The University Gym was designed to be a combination student recreation center, physical education facility, assembly hall, and sports venue. It was the home court of the Florida Gators men’s basketball team and all other university-sponsored indoor sport programs for about ten years. However, spectator space around the court was very limited in the narrow building, and as university enrollment continued to increase, a larger wooden “New Gym” was constructed directly adjacent to the University Gym in 1929 to serve as a temporary home for the basketball team until funding was available for a more permanent replacement. Meanwhile, the University Gym continued to host physical education classes, intramural sports, and smaller assemblies. The Florida Gymnasium was finally completed in 1948, the same year that the university went fully co-educational. The University Gym was renamed the Women’s Gymnasium and was used for hosting women’s sporting events and classes while the wooden “New Gym” next door was demolished.

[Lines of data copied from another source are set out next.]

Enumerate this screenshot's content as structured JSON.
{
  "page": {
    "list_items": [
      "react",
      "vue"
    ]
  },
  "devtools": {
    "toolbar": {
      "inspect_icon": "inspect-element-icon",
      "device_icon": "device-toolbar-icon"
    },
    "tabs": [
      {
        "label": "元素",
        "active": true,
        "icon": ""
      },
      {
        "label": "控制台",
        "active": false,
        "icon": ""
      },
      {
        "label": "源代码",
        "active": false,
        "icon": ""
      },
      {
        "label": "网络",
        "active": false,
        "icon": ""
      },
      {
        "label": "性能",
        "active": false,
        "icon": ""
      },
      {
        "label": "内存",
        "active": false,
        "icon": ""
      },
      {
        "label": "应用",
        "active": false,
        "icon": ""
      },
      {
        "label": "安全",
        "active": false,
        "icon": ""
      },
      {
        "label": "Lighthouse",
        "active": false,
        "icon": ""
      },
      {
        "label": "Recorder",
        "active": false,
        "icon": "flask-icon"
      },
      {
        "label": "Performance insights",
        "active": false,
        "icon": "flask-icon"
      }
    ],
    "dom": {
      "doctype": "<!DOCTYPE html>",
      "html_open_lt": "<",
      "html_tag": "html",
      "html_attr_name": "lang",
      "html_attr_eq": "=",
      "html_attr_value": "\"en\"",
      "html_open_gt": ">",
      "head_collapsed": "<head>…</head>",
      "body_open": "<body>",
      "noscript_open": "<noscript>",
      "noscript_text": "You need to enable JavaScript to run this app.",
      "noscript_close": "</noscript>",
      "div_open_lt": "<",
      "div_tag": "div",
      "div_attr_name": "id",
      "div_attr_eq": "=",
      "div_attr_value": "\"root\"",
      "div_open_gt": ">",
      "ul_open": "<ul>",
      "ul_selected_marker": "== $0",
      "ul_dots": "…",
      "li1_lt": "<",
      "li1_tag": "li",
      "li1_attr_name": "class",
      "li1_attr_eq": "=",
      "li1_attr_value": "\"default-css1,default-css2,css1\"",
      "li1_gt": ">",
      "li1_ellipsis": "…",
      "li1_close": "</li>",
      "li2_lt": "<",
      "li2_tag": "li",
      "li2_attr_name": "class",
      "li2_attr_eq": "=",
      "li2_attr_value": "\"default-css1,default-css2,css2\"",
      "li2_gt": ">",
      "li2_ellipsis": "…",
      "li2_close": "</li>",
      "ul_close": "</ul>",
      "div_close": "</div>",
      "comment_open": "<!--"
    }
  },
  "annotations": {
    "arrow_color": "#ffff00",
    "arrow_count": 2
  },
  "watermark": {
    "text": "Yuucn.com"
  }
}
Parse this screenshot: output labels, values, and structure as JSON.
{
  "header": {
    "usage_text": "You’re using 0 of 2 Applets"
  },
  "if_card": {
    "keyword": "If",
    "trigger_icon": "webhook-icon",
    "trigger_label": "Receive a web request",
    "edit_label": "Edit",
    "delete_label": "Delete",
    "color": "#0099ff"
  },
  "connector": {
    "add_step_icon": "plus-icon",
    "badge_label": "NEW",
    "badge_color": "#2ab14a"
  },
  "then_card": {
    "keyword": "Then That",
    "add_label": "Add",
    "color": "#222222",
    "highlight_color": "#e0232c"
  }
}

In 1980, the much larger and modern O’Connell Center replaced both of the older gyms as UF’s primary indoor sports venue. The Florida Gym was renovated to serve other uses, but the Women’s Gym was slated for demolition. A push to save the structure delayed its destruction, and in 1988, it was listed in the National Register of Historic Places, granting it protection. However, it remained underutilized and was mainly used as an extra storage facility.
With a donation from UF alumnus Kathryn Chicone Ustler in 2000, the long-vacant gym was transformed into a 14,700-square-foot (1,370 m2) three story academic building with modern classrooms along with faculty and administrative offices. A circular courtyard was also added in front of the building, replacing a small parking area. The restoration process began in 2004 and was completed in July 2006. In 2008, the restoration was named a “Project of Regional Impact” by the Florida Heritage Foundation. Now known as Ustler Hall, the building houses the Women’s Studies Department and the Center for Women’s and Gender Studies Research. It is the only freestanding campus building in the United States devoted solely to Women’s Studies, and was the first building on the UF campus renamed to honor a woman.
- University of Florida
- Buildings at the University of Florida
- Campus Historic District
- History Preserved
- “National Register Information System”. National Register of Historic Places. National Park Service. January 23, 2007.
- Teague, Edward H. “Historic Buildings Tour — UF Builds: The Architecture of the University of Florida (Gainesville, Florida)”. web.uflib.ufl.edu. University of Florida. Retrieved 26 March 2018.
- “Historic Campus – Women’s Gymnasium”. historic.facilities.ufl.edu. University of Florida. Retrieved 3 November 2018.
- Lockette, Buffy. “History Preserved: Kathryn Chicone Ustler Hall Recognized as Florida Treasure”. UF College of Liberal Arts & Sciences. University of Florida. Retrieved 3 November 2018.
- “Dedication Ceremony for Ustler Hall | UF College of Liberal Arts and Sciences News”. www.clas.ufl.edu. University of Florida. Retrieved 3 November 2018.
- Alachua County listings at National Register of Historic Places
- Alachua County listings at Florida’s Office of Cultural and Historical Programs
- Virtual tour of University of Florida Campus Historic District at Alachua County’s Department of Growth Management
- The University of Florida Historic Campus at UF Facilities Planning & Construction
- George A. Smathers Libraries
- UF Builds: The Architecture of the University of Florida
- Women’s Gymnasium
- Center for Women’s Studies and Gender Research